*TASK PROMPT*. I'd like the listing below copied exactly, with the images left out.

*PROVIDED INFORMATION*.
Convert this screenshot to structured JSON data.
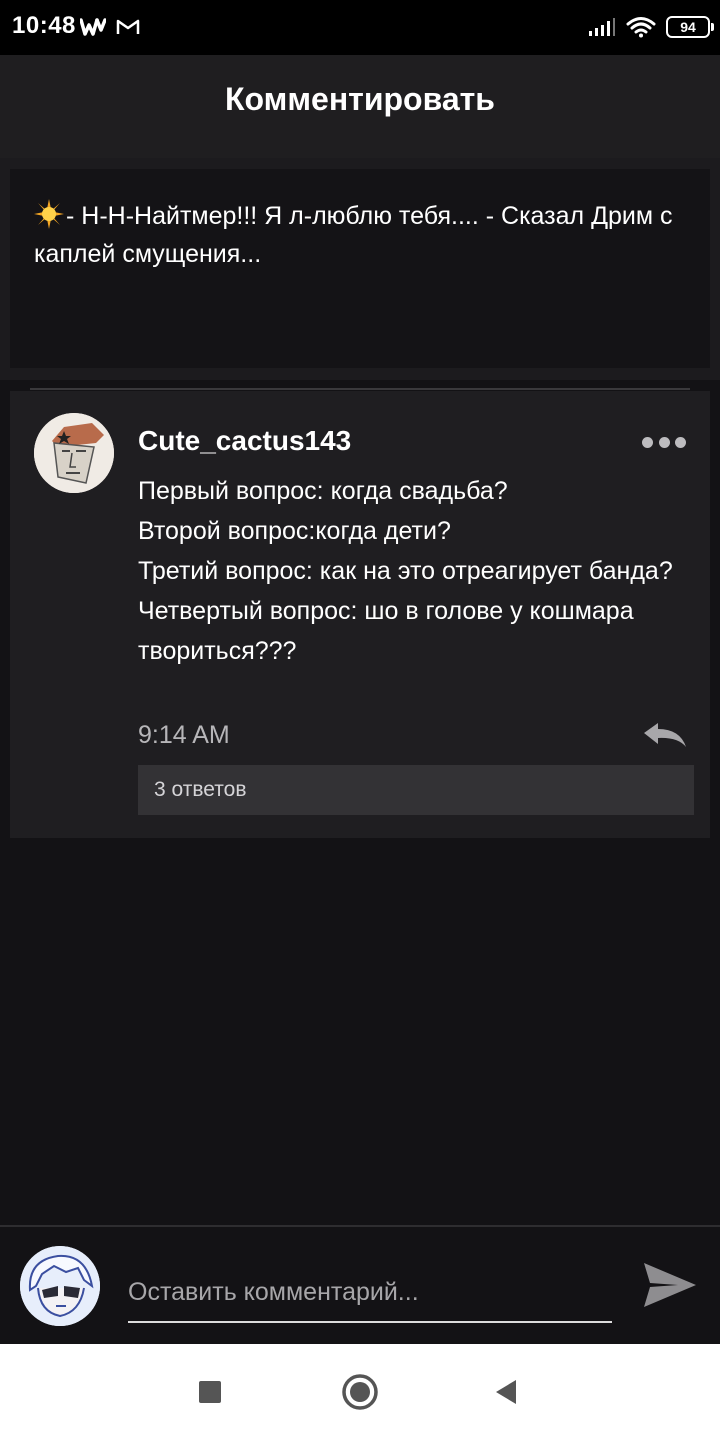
{
  "status_bar": {
    "time": "10:48",
    "battery": "94",
    "app_icons": [
      "wattpad-icon",
      "gmail-icon"
    ],
    "system_icons": [
      "signal-icon",
      "wifi-icon",
      "battery-icon"
    ]
  },
  "header": {
    "title": "Комментировать"
  },
  "quote": {
    "emoji": "sun-emoji-icon",
    "text": "- Н-Н-Найтмер!!! Я л-люблю тебя.... - Сказал Дрим с каплей смущения..."
  },
  "comment": {
    "author": "Cute_cactus143",
    "lines": [
      "Первый вопрос: когда свадьба?",
      "Второй вопрос:когда дети?",
      "Третий вопрос: как на это отреагирует банда?",
      "Четвертый вопрос: шо в голове у кошмара твориться???"
    ],
    "time": "9:14 AM",
    "replies_label": "3 ответов"
  },
  "composer": {
    "placeholder": "Оставить комментарий...",
    "value": ""
  },
  "colors": {
    "background": "#131215",
    "card": "#1f1e21",
    "accent_text": "#ffffff",
    "muted_text": "#b7b6b9"
  }
}
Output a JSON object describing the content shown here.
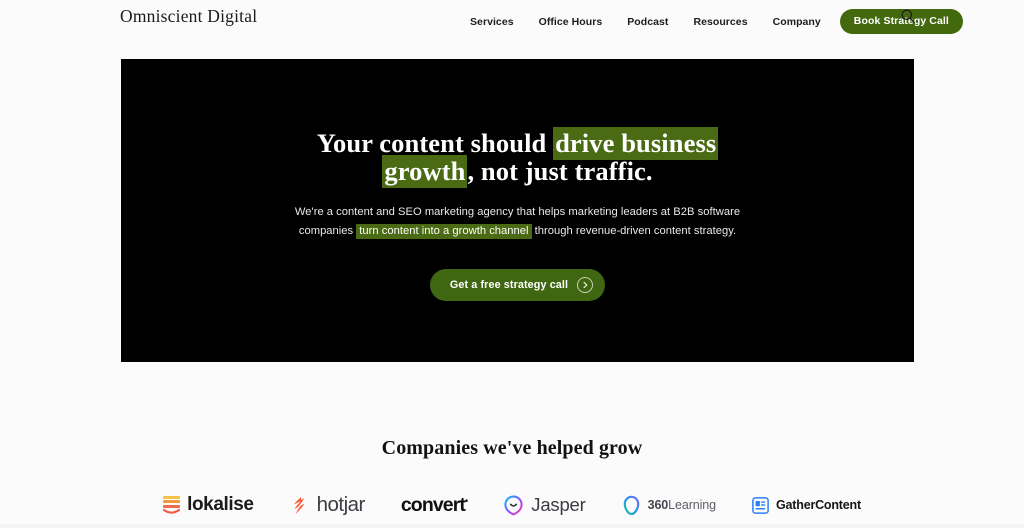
{
  "header": {
    "brand": "Omniscient Digital",
    "nav": [
      {
        "label": "Services"
      },
      {
        "label": "Office Hours"
      },
      {
        "label": "Podcast"
      },
      {
        "label": "Resources"
      },
      {
        "label": "Company"
      }
    ],
    "cta_label": "Book Strategy Call",
    "search_icon": "search-icon",
    "cta_color": "#43690f"
  },
  "hero": {
    "background_color": "#000000",
    "highlight_color": "#4a6a14",
    "title": {
      "part1": "Your content should ",
      "highlight": "drive business growth",
      "part2": ", not just traffic."
    },
    "subtitle": {
      "part1": "We're a content and SEO marketing agency that helps marketing leaders at B2B software companies ",
      "highlight": "turn content into a growth channel",
      "part2": " through revenue-driven content strategy."
    },
    "cta_label": "Get a free strategy call",
    "cta_icon": "chevron-right-icon",
    "cta_color": "#3f6610"
  },
  "clients": {
    "heading": "Companies we've helped grow",
    "logos": [
      {
        "name": "lokalise",
        "label": "lokalise",
        "icon": "lokalise-bars-icon"
      },
      {
        "name": "hotjar",
        "label": "hotjar",
        "icon": "hotjar-flame-icon",
        "color": "#fa5b35"
      },
      {
        "name": "convert",
        "label": "convert",
        "icon": "convert-slash-icon"
      },
      {
        "name": "jasper",
        "label": "Jasper",
        "icon": "jasper-smiley-icon"
      },
      {
        "name": "360learning",
        "label_bold": "360",
        "label_rest": "Learning",
        "icon": "360learning-ring-icon"
      },
      {
        "name": "gathercontent",
        "label": "GatherContent",
        "icon": "gathercontent-square-icon",
        "color": "#2d7ff9"
      }
    ]
  }
}
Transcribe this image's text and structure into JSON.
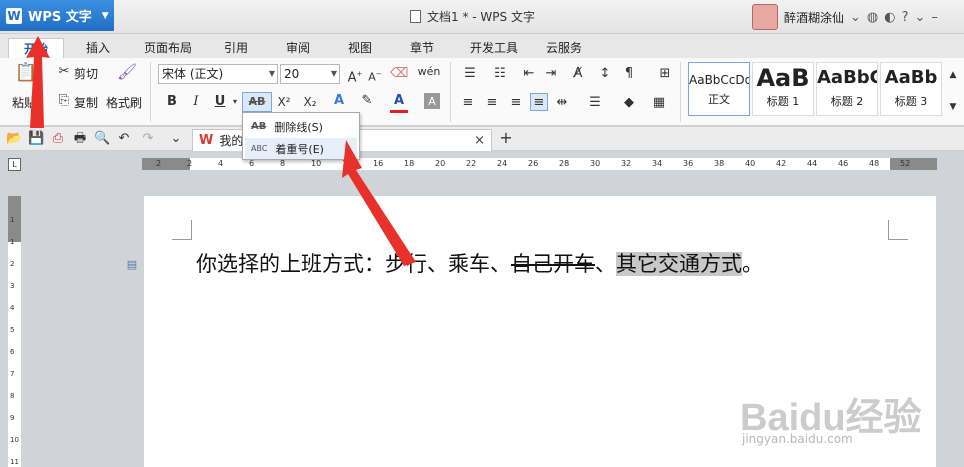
{
  "app": {
    "name": "WPS 文字",
    "logo": "W"
  },
  "window": {
    "title": "文档1 * - WPS 文字",
    "user_name": "醉酒糊涂仙"
  },
  "tabs": [
    "开始",
    "插入",
    "页面布局",
    "引用",
    "审阅",
    "视图",
    "章节",
    "开发工具",
    "云服务"
  ],
  "ribbon": {
    "paste": "粘贴",
    "cut": "剪切",
    "copy": "复制",
    "format_painter": "格式刷",
    "font_name": "宋体 (正文)",
    "font_size": "20",
    "bold": "B",
    "italic": "I",
    "underline": "U",
    "strike_btn": "AB",
    "superscript": "X²",
    "subscript": "X₂",
    "styles": [
      {
        "sample": "AaBbCcDd",
        "name": "正文"
      },
      {
        "sample": "AaB",
        "name": "标题 1"
      },
      {
        "sample": "AaBbC",
        "name": "标题 2"
      },
      {
        "sample": "AaBb",
        "name": "标题 3"
      }
    ]
  },
  "doc_tab": {
    "label": "我的W",
    "close": "×",
    "add": "+"
  },
  "dropdown": [
    {
      "label": "删除线(S)",
      "icon_text": "AB"
    },
    {
      "label": "着重号(E)",
      "icon_text": "ABC"
    }
  ],
  "ruler": {
    "h_numbers": [
      "2",
      "2",
      "4",
      "6",
      "8",
      "10",
      "14",
      "16",
      "18",
      "20",
      "22",
      "24",
      "26",
      "28",
      "30",
      "32",
      "34",
      "36",
      "38",
      "40",
      "42",
      "44",
      "46",
      "48",
      "52"
    ],
    "v_numbers": [
      "1",
      "1",
      "2",
      "3",
      "4",
      "5",
      "6",
      "7",
      "8",
      "9",
      "10",
      "11"
    ]
  },
  "document": {
    "part1": "你选择的上班方式：步行、乘车、",
    "strike": "自己开车",
    "part2": "、",
    "highlighted": "其它交通方式",
    "end": "。"
  },
  "watermark": {
    "brand": "Baidu经验",
    "url": "jingyan.baidu.com"
  }
}
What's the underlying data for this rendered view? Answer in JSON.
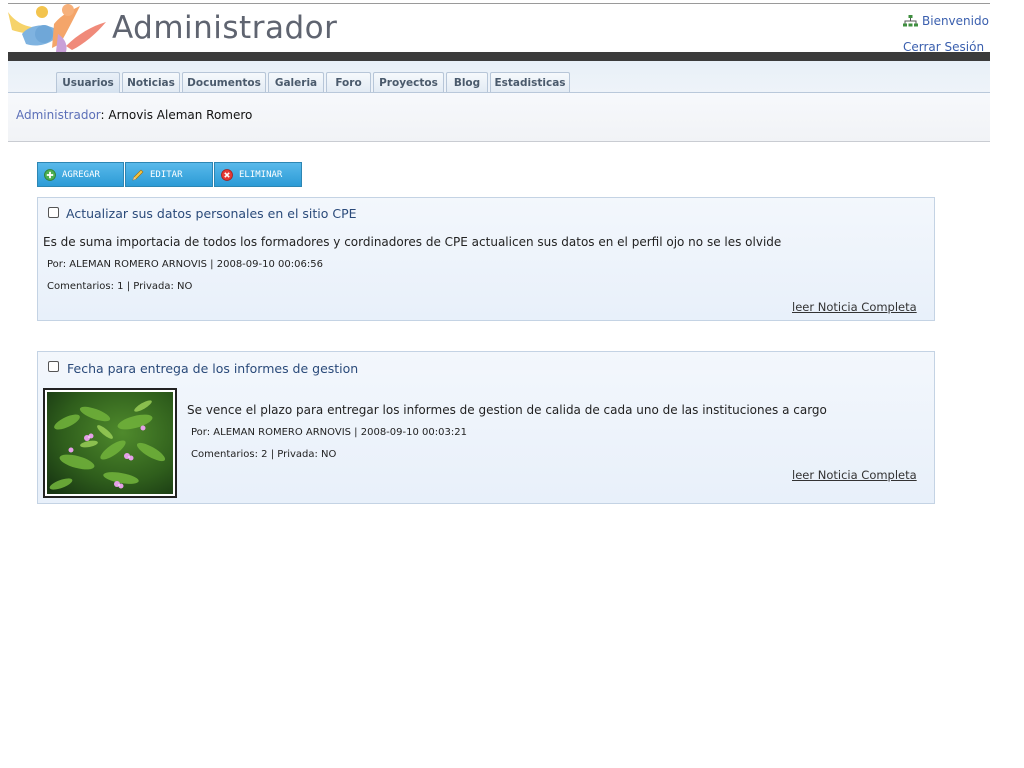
{
  "header": {
    "app_title": "Administrador",
    "welcome_label": "Bienvenido",
    "logout_label": "Cerrar Sesión"
  },
  "nav": {
    "tabs": [
      {
        "label": "Usuarios",
        "active": true
      },
      {
        "label": "Noticias",
        "active": false
      },
      {
        "label": "Documentos",
        "active": false
      },
      {
        "label": "Galeria",
        "active": false
      },
      {
        "label": "Foro",
        "active": false
      },
      {
        "label": "Proyectos",
        "active": false
      },
      {
        "label": "Blog",
        "active": false
      },
      {
        "label": "Estadisticas",
        "active": false
      }
    ]
  },
  "breadcrumb": {
    "role_link": "Administrador",
    "separator": ":",
    "user_name": "Arnovis Aleman Romero"
  },
  "toolbar": {
    "add_label": "AGREGAR",
    "edit_label": "EDITAR",
    "delete_label": "ELIMINAR"
  },
  "news": [
    {
      "title": "Actualizar sus datos personales en el sitio CPE",
      "body": "Es de suma importacia de todos los formadores y cordinadores de CPE actualicen sus datos en el perfil ojo no se les olvide",
      "author_line": "Por: ALEMAN ROMERO ARNOVIS | 2008-09-10 00:06:56",
      "stats_line": "Comentarios: 1 | Privada: NO",
      "read_more": "leer Noticia Completa",
      "has_image": false
    },
    {
      "title": "Fecha para entrega de los informes de gestion",
      "body": "Se vence el plazo para entregar los informes de gestion de calida de cada uno de las instituciones a cargo",
      "author_line": "Por: ALEMAN ROMERO ARNOVIS | 2008-09-10 00:03:21",
      "stats_line": "Comentarios: 2 | Privada: NO",
      "read_more": "leer Noticia Completa",
      "has_image": true
    }
  ],
  "colors": {
    "title": "#5f6470",
    "link": "#3a5fae",
    "dark_bar": "#3b3b3b",
    "button": "#2c9bd6",
    "card_border": "#c4d3e4",
    "news_title": "#2a4a7a"
  }
}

*SOLUTION*.
Convert this screenshot to structured JSON data.
{
  "status_bar": {
    "time": "10:48",
    "battery": "94",
    "app_icons": [
      "wattpad-icon",
      "gmail-icon"
    ],
    "system_icons": [
      "signal-icon",
      "wifi-icon",
      "battery-icon"
    ]
  },
  "header": {
    "title": "Комментировать"
  },
  "quote": {
    "emoji": "sun-emoji-icon",
    "text": "- Н-Н-Найтмер!!! Я л-люблю тебя.... - Сказал Дрим с каплей смущения..."
  },
  "comment": {
    "author": "Cute_cactus143",
    "lines": [
      "Первый вопрос: когда свадьба?",
      "Второй вопрос:когда дети?",
      "Третий вопрос: как на это отреагирует банда?",
      "Четвертый вопрос: шо в голове у кошмара твориться???"
    ],
    "time": "9:14 AM",
    "replies_label": "3 ответов"
  },
  "composer": {
    "placeholder": "Оставить комментарий...",
    "value": ""
  },
  "colors": {
    "background": "#131215",
    "card": "#1f1e21",
    "accent_text": "#ffffff",
    "muted_text": "#b7b6b9"
  }
}
Output a JSON object describing the content shown here.
{
  "header": {
    "brand": "Omniscient Digital",
    "nav": [
      {
        "label": "Services"
      },
      {
        "label": "Office Hours"
      },
      {
        "label": "Podcast"
      },
      {
        "label": "Resources"
      },
      {
        "label": "Company"
      }
    ],
    "cta_label": "Book Strategy Call",
    "search_icon": "search-icon",
    "cta_color": "#43690f"
  },
  "hero": {
    "background_color": "#000000",
    "highlight_color": "#4a6a14",
    "title": {
      "part1": "Your content should ",
      "highlight": "drive business growth",
      "part2": ", not just traffic."
    },
    "subtitle": {
      "part1": "We're a content and SEO marketing agency that helps marketing leaders at B2B software companies ",
      "highlight": "turn content into a growth channel",
      "part2": " through revenue-driven content strategy."
    },
    "cta_label": "Get a free strategy call",
    "cta_icon": "chevron-right-icon",
    "cta_color": "#3f6610"
  },
  "clients": {
    "heading": "Companies we've helped grow",
    "logos": [
      {
        "name": "lokalise",
        "label": "lokalise",
        "icon": "lokalise-bars-icon"
      },
      {
        "name": "hotjar",
        "label": "hotjar",
        "icon": "hotjar-flame-icon",
        "color": "#fa5b35"
      },
      {
        "name": "convert",
        "label": "convert",
        "icon": "convert-slash-icon"
      },
      {
        "name": "jasper",
        "label": "Jasper",
        "icon": "jasper-smiley-icon"
      },
      {
        "name": "360learning",
        "label_bold": "360",
        "label_rest": "Learning",
        "icon": "360learning-ring-icon"
      },
      {
        "name": "gathercontent",
        "label": "GatherContent",
        "icon": "gathercontent-square-icon",
        "color": "#2d7ff9"
      }
    ]
  }
}
Transcribe this image's text and structure into JSON.
{
  "app": {
    "name": "WPS 文字",
    "logo": "W"
  },
  "window": {
    "title": "文档1 * - WPS 文字",
    "user_name": "醉酒糊涂仙"
  },
  "tabs": [
    "开始",
    "插入",
    "页面布局",
    "引用",
    "审阅",
    "视图",
    "章节",
    "开发工具",
    "云服务"
  ],
  "ribbon": {
    "paste": "粘贴",
    "cut": "剪切",
    "copy": "复制",
    "format_painter": "格式刷",
    "font_name": "宋体 (正文)",
    "font_size": "20",
    "bold": "B",
    "italic": "I",
    "underline": "U",
    "strike_btn": "AB",
    "superscript": "X²",
    "subscript": "X₂",
    "styles": [
      {
        "sample": "AaBbCcDd",
        "name": "正文"
      },
      {
        "sample": "AaB",
        "name": "标题 1"
      },
      {
        "sample": "AaBbC",
        "name": "标题 2"
      },
      {
        "sample": "AaBb",
        "name": "标题 3"
      }
    ]
  },
  "doc_tab": {
    "label": "我的W",
    "close": "×",
    "add": "+"
  },
  "dropdown": [
    {
      "label": "删除线(S)",
      "icon_text": "AB"
    },
    {
      "label": "着重号(E)",
      "icon_text": "ABC"
    }
  ],
  "ruler": {
    "h_numbers": [
      "2",
      "2",
      "4",
      "6",
      "8",
      "10",
      "14",
      "16",
      "18",
      "20",
      "22",
      "24",
      "26",
      "28",
      "30",
      "32",
      "34",
      "36",
      "38",
      "40",
      "42",
      "44",
      "46",
      "48",
      "52"
    ],
    "v_numbers": [
      "1",
      "1",
      "2",
      "3",
      "4",
      "5",
      "6",
      "7",
      "8",
      "9",
      "10",
      "11"
    ]
  },
  "document": {
    "part1": "你选择的上班方式：步行、乘车、",
    "strike": "自己开车",
    "part2": "、",
    "highlighted": "其它交通方式",
    "end": "。"
  },
  "watermark": {
    "brand": "Baidu经验",
    "url": "jingyan.baidu.com"
  }
}
What's the underlying data for this rendered view? Answer in JSON.
{
  "header": {
    "app_title": "Administrador",
    "welcome_label": "Bienvenido",
    "logout_label": "Cerrar Sesión"
  },
  "nav": {
    "tabs": [
      {
        "label": "Usuarios",
        "active": true
      },
      {
        "label": "Noticias",
        "active": false
      },
      {
        "label": "Documentos",
        "active": false
      },
      {
        "label": "Galeria",
        "active": false
      },
      {
        "label": "Foro",
        "active": false
      },
      {
        "label": "Proyectos",
        "active": false
      },
      {
        "label": "Blog",
        "active": false
      },
      {
        "label": "Estadisticas",
        "active": false
      }
    ]
  },
  "breadcrumb": {
    "role_link": "Administrador",
    "separator": ":",
    "user_name": "Arnovis Aleman Romero"
  },
  "toolbar": {
    "add_label": "AGREGAR",
    "edit_label": "EDITAR",
    "delete_label": "ELIMINAR"
  },
  "news": [
    {
      "title": "Actualizar sus datos personales en el sitio CPE",
      "body": "Es de suma importacia de todos los formadores y cordinadores de CPE actualicen sus datos en el perfil ojo no se les olvide",
      "author_line": "Por: ALEMAN ROMERO ARNOVIS | 2008-09-10 00:06:56",
      "stats_line": "Comentarios: 1 | Privada: NO",
      "read_more": "leer Noticia Completa",
      "has_image": false
    },
    {
      "title": "Fecha para entrega de los informes de gestion",
      "body": "Se vence el plazo para entregar los informes de gestion de calida de cada uno de las instituciones a cargo",
      "author_line": "Por: ALEMAN ROMERO ARNOVIS | 2008-09-10 00:03:21",
      "stats_line": "Comentarios: 2 | Privada: NO",
      "read_more": "leer Noticia Completa",
      "has_image": true
    }
  ],
  "colors": {
    "title": "#5f6470",
    "link": "#3a5fae",
    "dark_bar": "#3b3b3b",
    "button": "#2c9bd6",
    "card_border": "#c4d3e4",
    "news_title": "#2a4a7a"
  }
}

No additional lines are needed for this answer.